(Tommy)>> Hey y'all, thanks for hanging with us. We've got our louvres and flares on, and this Buick's looking pretty killer. A while back we removed our vinyl top and sanded off all that goo, and up under that top is the seam where the quarter panel and the roof join, and they fill it in with some plastic or even lead depending on the age of your car. And whenever we took all that off I found a pretty common problem. That would be rust up under the filler. What happens is moisture gets under there. It starts to corrode and pushes the fill off. So all this has to come off to see how bad everything is. We've got to get this shinny stuff out of the way.

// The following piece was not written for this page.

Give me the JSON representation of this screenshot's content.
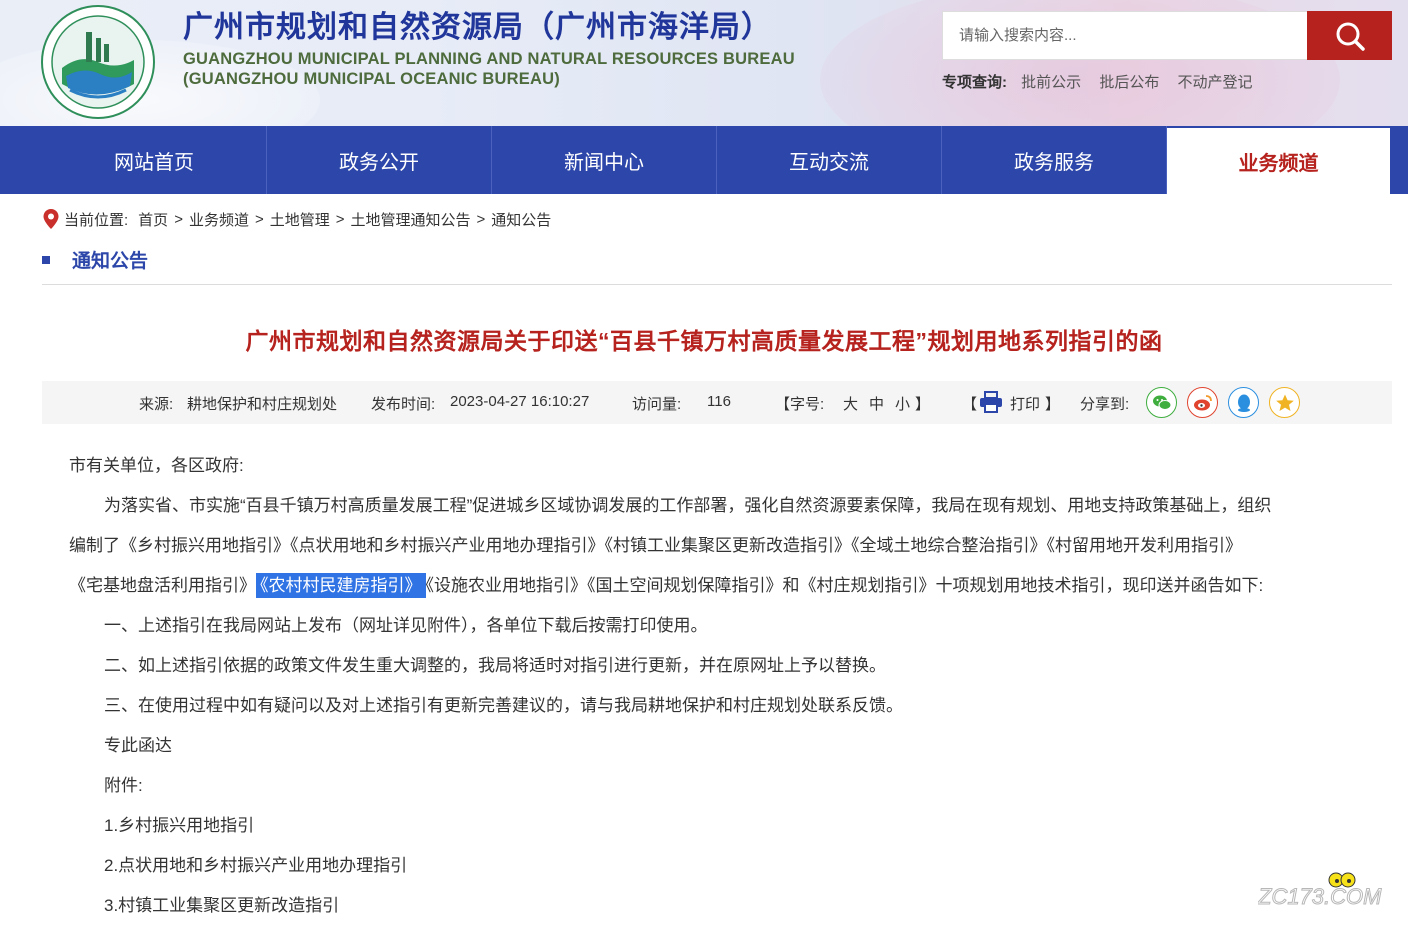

We don't want to mess it up because we'll be using it later down the road. ♪ ♪ Grinding time! [ metal grinding ]

(Tommy)>> This is what I was talking about. You can see the evidence of some rust all the way back here, but from the visual that we've seen before we started grinding it was just right in this area. This is exactly why you've got to pull this stuff out, to see what's under there. [ metal grinding ]

(Tommy)>> Our 36 grit disc chews right through this old plastic. ♪ ♪ Don't get crazy here with your air tool, and keeping the r-p-m's down. We're just trying to get the filler off, not grind holes in the roof. A wire brush does a good job as well, really well in those nooks and crannies. [ grinder buzzing ]

(Tommy)>> Now with everything all cleaned up the next step we're gonna do is fully weld both of these joints. ♪ ♪ Keep in mind that you're welding near a big, flat panel, the roof. So spacing out your welds and letting it cool a bit is a good idea, and if you have to do it a couple of times it's no big deal. Now a quick massage with a grinder and we're ready to move on. With everything welded and prepped it's time to spread on some filler to smooth it out. On a joint like this I prefer to use the stronger aluminum reinforced filler. Once it's all mixed up it can be applied directly to our metal surface. When using filler make sure to squish it into the seam to minimize the chance of an air pocket. ♪ ♪ After it hardens sand with some 36 on a hand block. We'll wipe it a second time to get our desired shape and switch to some 80 grit for a smoother finish. ♪ ♪ Well that didn't take much effort at all and it put us one step closer to getting some shiny paint put on "Street Regal". If you guys have any questions about what you've see on today's show go Powernation TV dot com.
Show Full Transcript